The Gophers became street legends, but they were not particularly known for their fighting prowess, as were other brutal New York City gangs. They hung out in the taverns and gin mills of the Village, mingling with the famous writers and artists of their time. The journalists also favored the Dusters, and they were portrayed in the newspapers as nothing more than a fun-loving bunch, who drank more than they fought. One of the Duster’s party pals was playwright Eugene O’Neil, who frequented the gang’s hangout – the Hell Hole, on Sixth Avenue and Fourth Street. It was there that O’Neil garnered most of his characters for his most famous play – The Iceman Cometh – the Iceman being Death.

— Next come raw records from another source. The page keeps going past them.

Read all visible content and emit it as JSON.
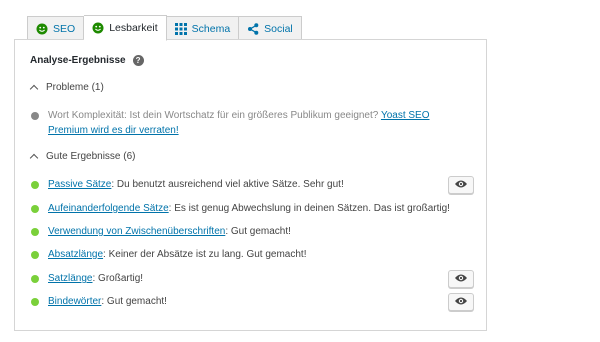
{
  "tabs": [
    {
      "label": "SEO",
      "icon": "smiley-green-icon",
      "active": false
    },
    {
      "label": "Lesbarkeit",
      "icon": "smiley-green-icon",
      "active": true
    },
    {
      "label": "Schema",
      "icon": "grid-icon",
      "active": false
    },
    {
      "label": "Social",
      "icon": "share-icon",
      "active": false
    }
  ],
  "analysis": {
    "heading": "Analyse-Ergebnisse",
    "help_icon_text": "?"
  },
  "problems": {
    "title": "Probleme (1)",
    "items": [
      {
        "text": "Wort Komplexität: Ist dein Wortschatz für ein größeres Publikum geeignet? ",
        "link": "Yoast SEO Premium wird es dir verraten!",
        "status": "gray"
      }
    ]
  },
  "good": {
    "title": "Gute Ergebnisse (6)",
    "items": [
      {
        "link": "Passive Sätze",
        "text": ": Du benutzt ausreichend viel aktive Sätze. Sehr gut!",
        "status": "green",
        "has_eye": true
      },
      {
        "link": "Aufeinanderfolgende Sätze",
        "text": ": Es ist genug Abwechslung in deinen Sätzen. Das ist großartig!",
        "status": "green",
        "has_eye": false
      },
      {
        "link": "Verwendung von Zwischenüberschriften",
        "text": ": Gut gemacht!",
        "status": "green",
        "has_eye": false
      },
      {
        "link": "Absatzlänge",
        "text": ": Keiner der Absätze ist zu lang. Gut gemacht!",
        "status": "green",
        "has_eye": false
      },
      {
        "link": "Satzlänge",
        "text": ": Großartig!",
        "status": "green",
        "has_eye": true
      },
      {
        "link": "Bindewörter",
        "text": ": Gut gemacht!",
        "status": "green",
        "has_eye": true
      }
    ]
  },
  "colors": {
    "link": "#0073aa",
    "good": "#7ad03a",
    "neutral": "#888888",
    "smiley": "#1e8a00"
  }
}
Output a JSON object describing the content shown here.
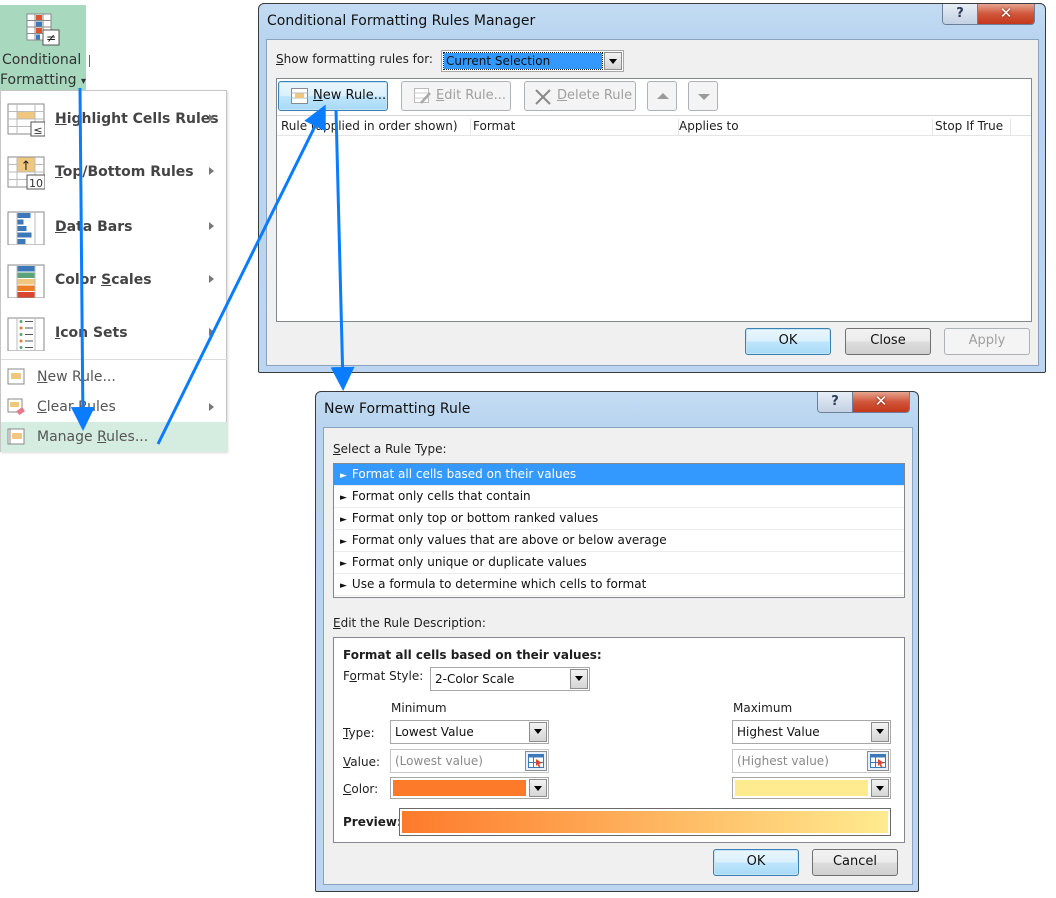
{
  "ribbon": {
    "button_line1": "Conditional",
    "button_line2": "Formatting",
    "dropdown_glyph": "▾",
    "icon": "conditional-formatting-icon"
  },
  "menu": {
    "big_items": [
      {
        "label_u": "H",
        "label_rest": "ighlight Cells Rules",
        "icon": "highlight-cells-icon",
        "has_submenu": true
      },
      {
        "label_u": "T",
        "label_rest": "op/Bottom Rules",
        "icon": "top-bottom-icon",
        "has_submenu": true,
        "icon_text": "10"
      },
      {
        "label_u": "D",
        "label_rest": "ata Bars",
        "icon": "data-bars-icon",
        "has_submenu": true
      },
      {
        "label_pre": "Color ",
        "label_u": "S",
        "label_rest": "cales",
        "icon": "color-scales-icon",
        "has_submenu": true
      },
      {
        "label_u": "I",
        "label_rest": "con Sets",
        "icon": "icon-sets-icon",
        "has_submenu": true
      }
    ],
    "small_items": [
      {
        "label_u": "N",
        "label_rest": "ew Rule...",
        "icon": "new-rule-icon",
        "has_submenu": false
      },
      {
        "label_u": "C",
        "label_rest": "lear Rules",
        "icon": "clear-rules-icon",
        "has_submenu": true
      },
      {
        "label_pre": "Manage ",
        "label_u": "R",
        "label_rest": "ules...",
        "icon": "manage-rules-icon",
        "has_submenu": false,
        "highlighted": true
      }
    ]
  },
  "rules_manager": {
    "title": "Conditional Formatting Rules Manager",
    "help_glyph": "?",
    "close_glyph": "✕",
    "show_label_u": "S",
    "show_label_rest": "how formatting rules for:",
    "show_value": "Current Selection",
    "toolbar": {
      "new_rule_u": "N",
      "new_rule_rest": "ew Rule...",
      "edit_rule_u": "E",
      "edit_rule_rest": "dit Rule...",
      "delete_rule_u": "D",
      "delete_rule_rest": "elete Rule"
    },
    "columns": [
      "Rule (applied in order shown)",
      "Format",
      "Applies to",
      "Stop If True"
    ],
    "rows": [],
    "buttons": {
      "ok": "OK",
      "close": "Close",
      "apply": "Apply"
    }
  },
  "new_rule_dialog": {
    "title": "New Formatting Rule",
    "help_glyph": "?",
    "close_glyph": "✕",
    "select_type_u": "S",
    "select_type_rest": "elect a Rule Type:",
    "rule_types": [
      "Format all cells based on their values",
      "Format only cells that contain",
      "Format only top or bottom ranked values",
      "Format only values that are above or below average",
      "Format only unique or duplicate values",
      "Use a formula to determine which cells to format"
    ],
    "selected_rule_index": 0,
    "bullet_glyph": "►",
    "edit_desc_u": "E",
    "edit_desc_rest": "dit the Rule Description:",
    "desc_heading": "Format all cells based on their values:",
    "format_style_pre": "F",
    "format_style_u": "o",
    "format_style_rest": "rmat Style:",
    "format_style_value": "2-Color Scale",
    "minimum_label": "Minimum",
    "maximum_label": "Maximum",
    "type_u": "T",
    "type_rest": "ype:",
    "value_u": "V",
    "value_rest": "alue:",
    "color_u": "C",
    "color_rest": "olor:",
    "min_type": "Lowest Value",
    "max_type": "Highest Value",
    "min_value_placeholder": "(Lowest value)",
    "max_value_placeholder": "(Highest value)",
    "min_color": "#fd7a2b",
    "max_color": "#ffeb8f",
    "preview_label": "Preview:",
    "buttons": {
      "ok": "OK",
      "cancel": "Cancel"
    }
  },
  "colors": {
    "annotation_arrow": "#0a7cff",
    "selection_blue": "#3399ff",
    "ribbon_highlight": "#a8d8bd",
    "menu_highlight": "#d4ede0"
  }
}
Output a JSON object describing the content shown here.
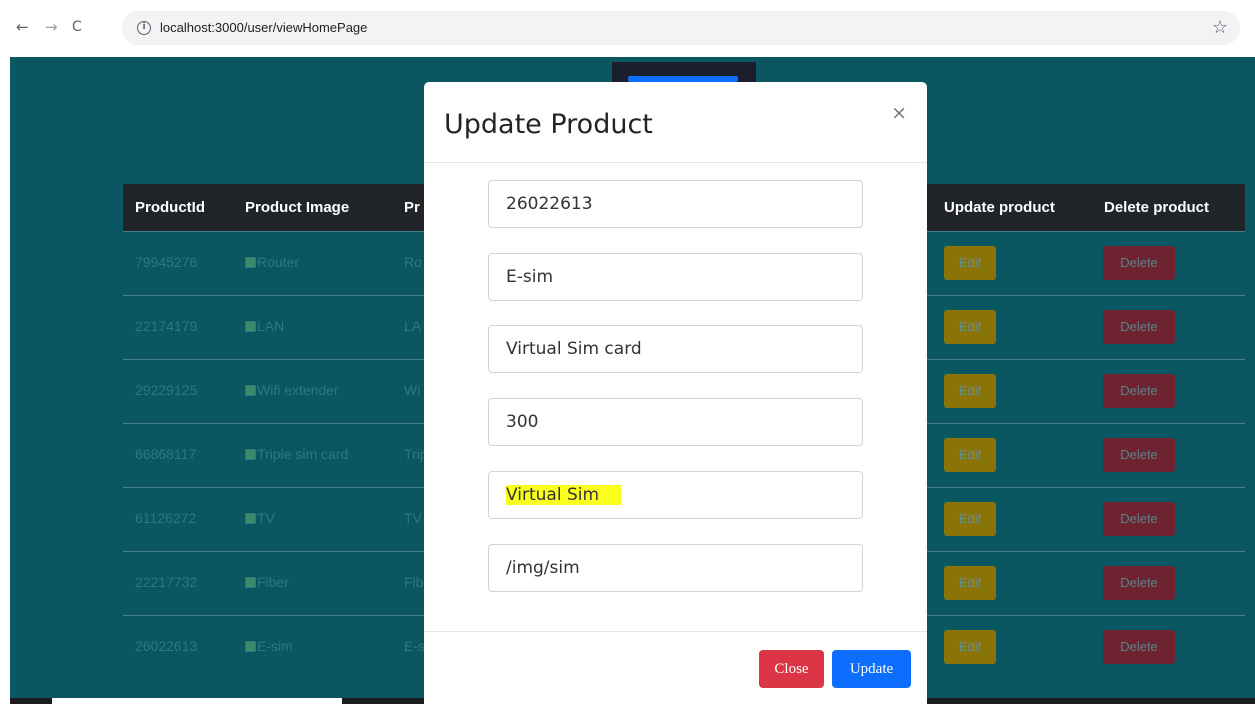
{
  "browser": {
    "url": "localhost:3000/user/viewHomePage",
    "back_icon": "←",
    "forward_icon": "→",
    "reload_icon": "C",
    "info_icon": "i",
    "bookmark_icon": "☆"
  },
  "table": {
    "headers": {
      "product_id": "ProductId",
      "product_image": "Product Image",
      "product_name_partial": "Pr",
      "update": "Update product",
      "delete": "Delete product"
    },
    "rows": [
      {
        "id": "79945276",
        "image_alt": "Router",
        "name_partial": "Ro",
        "edit": "Edit",
        "delete": "Delete"
      },
      {
        "id": "22174179",
        "image_alt": "LAN",
        "name_partial": "LA",
        "edit": "Edit",
        "delete": "Delete"
      },
      {
        "id": "29229125",
        "image_alt": "Wifi extender",
        "name_partial": "Wi",
        "edit": "Edit",
        "delete": "Delete"
      },
      {
        "id": "66868117",
        "image_alt": "Triple sim card",
        "name_partial": "Trip",
        "edit": "Edit",
        "delete": "Delete"
      },
      {
        "id": "61126272",
        "image_alt": "TV",
        "name_partial": "TV",
        "edit": "Edit",
        "delete": "Delete"
      },
      {
        "id": "22217732",
        "image_alt": "Fiber",
        "name_partial": "Fib",
        "edit": "Edit",
        "delete": "Delete"
      },
      {
        "id": "26022613",
        "image_alt": "E-sim",
        "name_partial": "E-s",
        "edit": "Edit",
        "delete": "Delete"
      }
    ]
  },
  "modal": {
    "title": "Update Product",
    "close_icon": "×",
    "fields": {
      "product_id": "26022613",
      "product_name": "E-sim",
      "description": "Virtual Sim card",
      "price": "300",
      "category": "Virtual Sim",
      "image_path": "/img/sim"
    },
    "close_label": "Close",
    "update_label": "Update"
  },
  "colors": {
    "page_bg": "#0a5661",
    "header_bg": "#212529",
    "edit_bg": "#8a7409",
    "delete_bg": "#6e2430",
    "close_btn": "#dc3545",
    "update_btn": "#0d6efd",
    "highlight": "#fbff1c"
  }
}
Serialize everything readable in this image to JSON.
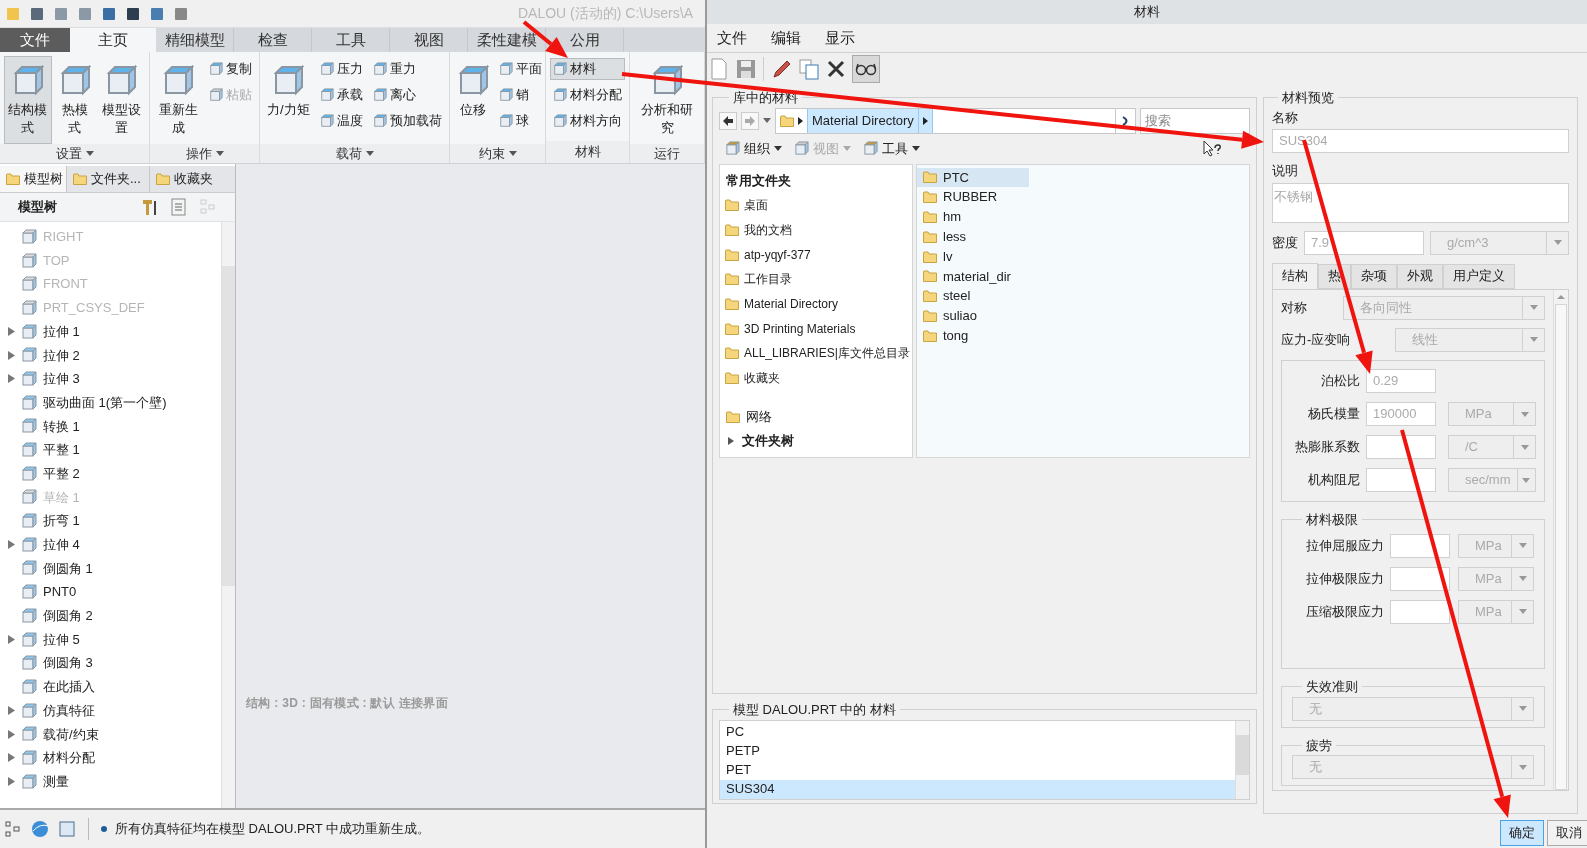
{
  "app": {
    "title": "DALOU (活动的) C:\\Users\\A"
  },
  "ribbon_tabs": [
    {
      "label": "文件",
      "kind": "file",
      "selected": false
    },
    {
      "label": "主页",
      "kind": "tab",
      "selected": true
    },
    {
      "label": "精细模型",
      "kind": "tab",
      "selected": false
    },
    {
      "label": "检查",
      "kind": "tab",
      "selected": false
    },
    {
      "label": "工具",
      "kind": "tab",
      "selected": false
    },
    {
      "label": "视图",
      "kind": "tab",
      "selected": false
    },
    {
      "label": "柔性建模",
      "kind": "tab",
      "selected": false
    },
    {
      "label": "公用",
      "kind": "tab",
      "selected": false
    }
  ],
  "ribbon_groups": [
    {
      "label": "设置",
      "menu": true,
      "items": [
        {
          "label": "结构模式",
          "kind": "large",
          "selected": true,
          "disabled": false
        },
        {
          "label": "热模式",
          "kind": "large",
          "selected": false,
          "disabled": false
        },
        {
          "label": "模型设置",
          "kind": "large",
          "selected": false,
          "disabled": false
        }
      ]
    },
    {
      "label": "操作",
      "menu": true,
      "items": [
        {
          "label": "重新生成",
          "kind": "large",
          "selected": false,
          "disabled": false
        },
        {
          "label": "复制",
          "kind": "small",
          "selected": false,
          "disabled": false
        },
        {
          "label": "粘贴",
          "kind": "small",
          "selected": false,
          "disabled": true
        }
      ]
    },
    {
      "label": "载荷",
      "menu": true,
      "items": [
        {
          "label": "力/力矩",
          "kind": "large",
          "selected": false,
          "disabled": false
        },
        {
          "label": "压力",
          "kind": "small",
          "selected": false,
          "disabled": false
        },
        {
          "label": "承载",
          "kind": "small",
          "selected": false,
          "disabled": false
        },
        {
          "label": "温度",
          "kind": "small",
          "selected": false,
          "disabled": false
        },
        {
          "label": "重力",
          "kind": "small",
          "selected": false,
          "disabled": false
        },
        {
          "label": "离心",
          "kind": "small",
          "selected": false,
          "disabled": false
        },
        {
          "label": "预加载荷",
          "kind": "small",
          "selected": false,
          "disabled": false
        }
      ]
    },
    {
      "label": "约束",
      "menu": true,
      "items": [
        {
          "label": "位移",
          "kind": "large",
          "selected": false,
          "disabled": false
        },
        {
          "label": "平面",
          "kind": "small",
          "selected": false,
          "disabled": false
        },
        {
          "label": "销",
          "kind": "small",
          "selected": false,
          "disabled": false
        },
        {
          "label": "球",
          "kind": "small",
          "selected": false,
          "disabled": false
        }
      ]
    },
    {
      "label": "材料",
      "menu": false,
      "items": [
        {
          "label": "材料",
          "kind": "small",
          "selected": true,
          "disabled": false
        },
        {
          "label": "材料分配",
          "kind": "small",
          "selected": false,
          "disabled": false
        },
        {
          "label": "材料方向",
          "kind": "small",
          "selected": false,
          "disabled": false
        }
      ]
    },
    {
      "label": "运行",
      "menu": false,
      "items": [
        {
          "label": "分析和研究",
          "kind": "large",
          "selected": false,
          "disabled": false
        }
      ]
    }
  ],
  "tree_tabs": [
    {
      "label": "模型树",
      "selected": true
    },
    {
      "label": "文件夹...",
      "selected": false
    },
    {
      "label": "收藏夹",
      "selected": false
    }
  ],
  "tree_header": "模型树",
  "tree_items": [
    {
      "label": "RIGHT",
      "expandable": false,
      "dimmed": true
    },
    {
      "label": "TOP",
      "expandable": false,
      "dimmed": true
    },
    {
      "label": "FRONT",
      "expandable": false,
      "dimmed": true
    },
    {
      "label": "PRT_CSYS_DEF",
      "expandable": false,
      "dimmed": true
    },
    {
      "label": "拉伸 1",
      "expandable": true,
      "dimmed": false
    },
    {
      "label": "拉伸 2",
      "expandable": true,
      "dimmed": false
    },
    {
      "label": "拉伸 3",
      "expandable": true,
      "dimmed": false
    },
    {
      "label": "驱动曲面 1(第一个壁)",
      "expandable": false,
      "dimmed": false
    },
    {
      "label": "转换 1",
      "expandable": false,
      "dimmed": false
    },
    {
      "label": "平整 1",
      "expandable": false,
      "dimmed": false
    },
    {
      "label": "平整 2",
      "expandable": false,
      "dimmed": false
    },
    {
      "label": "草绘 1",
      "expandable": false,
      "dimmed": true
    },
    {
      "label": "折弯 1",
      "expandable": false,
      "dimmed": false
    },
    {
      "label": "拉伸 4",
      "expandable": true,
      "dimmed": false
    },
    {
      "label": "倒圆角 1",
      "expandable": false,
      "dimmed": false
    },
    {
      "label": "PNT0",
      "expandable": false,
      "dimmed": false
    },
    {
      "label": "倒圆角 2",
      "expandable": false,
      "dimmed": false
    },
    {
      "label": "拉伸 5",
      "expandable": true,
      "dimmed": false
    },
    {
      "label": "倒圆角 3",
      "expandable": false,
      "dimmed": false
    },
    {
      "label": "在此插入",
      "expandable": false,
      "dimmed": false
    },
    {
      "label": "仿真特征",
      "expandable": true,
      "dimmed": false
    },
    {
      "label": "载荷/约束",
      "expandable": true,
      "dimmed": false
    },
    {
      "label": "材料分配",
      "expandable": true,
      "dimmed": false
    },
    {
      "label": "测量",
      "expandable": true,
      "dimmed": false
    }
  ],
  "graphics_caption": "结构 : 3D : 固有模式 : 默认 连接界面",
  "status_bar": "所有仿真特征均在模型 DALOU.PRT 中成功重新生成。",
  "dialog": {
    "title": "材料",
    "menu": [
      "文件",
      "编辑",
      "显示"
    ],
    "preview_toggle_pressed": true,
    "library": {
      "title": "库中的材料",
      "path": "Material Directory",
      "search_placeholder": "搜索",
      "commands": [
        {
          "label": "组织",
          "disabled": false
        },
        {
          "label": "视图",
          "disabled": true
        },
        {
          "label": "工具",
          "disabled": false
        }
      ],
      "places_header": "常用文件夹",
      "places": [
        "桌面",
        "我的文档",
        "atp-yqyf-377",
        "工作目录",
        "Material Directory",
        "3D Printing Materials",
        "ALL_LIBRARIES|库文件总目录",
        "收藏夹"
      ],
      "network": "网络",
      "folder_tree": "文件夹树",
      "folders": [
        {
          "label": "PTC",
          "selected": true
        },
        {
          "label": "RUBBER",
          "selected": false
        },
        {
          "label": "hm",
          "selected": false
        },
        {
          "label": "less",
          "selected": false
        },
        {
          "label": "lv",
          "selected": false
        },
        {
          "label": "material_dir",
          "selected": false
        },
        {
          "label": "steel",
          "selected": false
        },
        {
          "label": "suliao",
          "selected": false
        },
        {
          "label": "tong",
          "selected": false
        }
      ]
    },
    "model_materials": {
      "title": "模型 DALOU.PRT 中的 材料",
      "items": [
        {
          "label": "PC",
          "selected": false
        },
        {
          "label": "PETP",
          "selected": false
        },
        {
          "label": "PET",
          "selected": false
        },
        {
          "label": "SUS304",
          "selected": true
        }
      ]
    },
    "preview": {
      "title": "材料预览",
      "name_label": "名称",
      "name": "SUS304",
      "description_label": "说明",
      "description": "不锈钢",
      "density_label": "密度",
      "density": "7.9",
      "density_unit": "g/cm^3",
      "tabs": [
        {
          "label": "结构",
          "selected": true
        },
        {
          "label": "热",
          "selected": false
        },
        {
          "label": "杂项",
          "selected": false
        },
        {
          "label": "外观",
          "selected": false
        },
        {
          "label": "用户定义",
          "selected": false
        }
      ],
      "symmetry": {
        "label": "对称",
        "value": "各向同性"
      },
      "stress_strain": {
        "label": "应力-应变响",
        "value": "线性"
      },
      "properties": [
        {
          "label": "泊松比",
          "value": "0.29"
        },
        {
          "label": "杨氏模量",
          "value": "190000",
          "unit": "MPa"
        },
        {
          "label": "热膨胀系数",
          "unit": "/C"
        },
        {
          "label": "机构阻尼",
          "unit": "sec/mm"
        }
      ],
      "limits": {
        "title": "材料极限",
        "rows": [
          {
            "label": "拉伸屈服应力",
            "unit": "MPa"
          },
          {
            "label": "拉伸极限应力",
            "unit": "MPa"
          },
          {
            "label": "压缩极限应力",
            "unit": "MPa"
          }
        ]
      },
      "failure": {
        "title": "失效准则",
        "value": "无"
      },
      "fatigue": {
        "title": "疲劳",
        "value": "无"
      }
    },
    "buttons": [
      {
        "label": "确定",
        "selected": true
      },
      {
        "label": "取消",
        "selected": false
      }
    ]
  }
}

At their inception, the Dusters moved their base of operations frequently, finally settling on a house on Hudson Street, just below Horatio, later the site of the Open Door Mission. More interested in partying than pillaging, the Dusters installed a piano and they danced the nights away, in a cocaine induced stupor, with the prostitutes who prowled the West Side piers a few short blocks away. This annoyed the neighboring homeowners and business owners to no end, but all were afraid to make a complaint to the police, because the Dusters had the reputation of seeking revenge in a hot moment on anyone who would rat. After a night of carousing, the Dusters were known to parade in the streets, boozed out and hopped-up on coke, looking to cause mayhem on anyone, or anything in their path.

One night, the Dusters asked a local saloon keeper to provide them with a few kegs of beer for a party, on the arm, of course, meaning they did not expect to actually pay the man money for his stock. The saloon keeper refused and the Dusters descended up his establishment, wrecking the joint and carrying away every ounce of booze on the premises. The saloon keeper ran to his friend Patrolman Dennis Sullivan. Patrolman Sullivan decided to declare war on the Dusters. He rounded up ten of them, including their leader Red Farrell, and arrested them for vagrancy.

The Dusters decided to retaliate, and with the blessing of a Greenwich Village politician, who used the Dusters for intimidation on Election Day, they ambushed Patrolmen Sullivan as he was about to arrest one of the Dusters on a robbery charge. They attacked him from behind and stole his jacket, gun and shield, while beating him with stones and blackjacks. As many as twenty Dusters took turns kicking and punching the distressed policeman after he was down. When Patrolman Sullivan was finally unconscious, four Dusters rolled him onto his back and ground their heels into his face, causing permanent scars. Patrolman Sullivan was finally taken to the hospital, where he stayed, recuperating for over a month.

The Gophers Street Gang congratulated the Dusters on their cop-beating accomplishment, and Gopher leader, “One Lung” Curran, felt moved enough to write a poem, praising their actions. The poem read:

Says Dinny “Here’s me only chance
To gain meself a name;
I’ll clean up the Hudson Dusters,
and reach the hall of fame.”
He lost his stick and cannon,
and his shield they took away.
It was then he remembered,
Every dog had his day.

The Dusters loved this poem so much, they printed up hundreds of copies and distributed them on the streets of Greenwich Village, even dropping one off at the Charles Street Station House, where Patrolman Sullivan was assigned.

By 1916, The Dusters had dissipated, as most of their gang members were either coke addicts, dead, or locked up in jail. Another Greenwich Village gang, the Marginals, led by Tanner Smith, took over the Duster’s rackets, and they controlled the Village until Tanner was killed by Chicky Lewis, inside the Marginal Club on Eighth Avenue, on July 29, 1919. For all practical purposes, that was the end of street gang presence on the Lower West Side.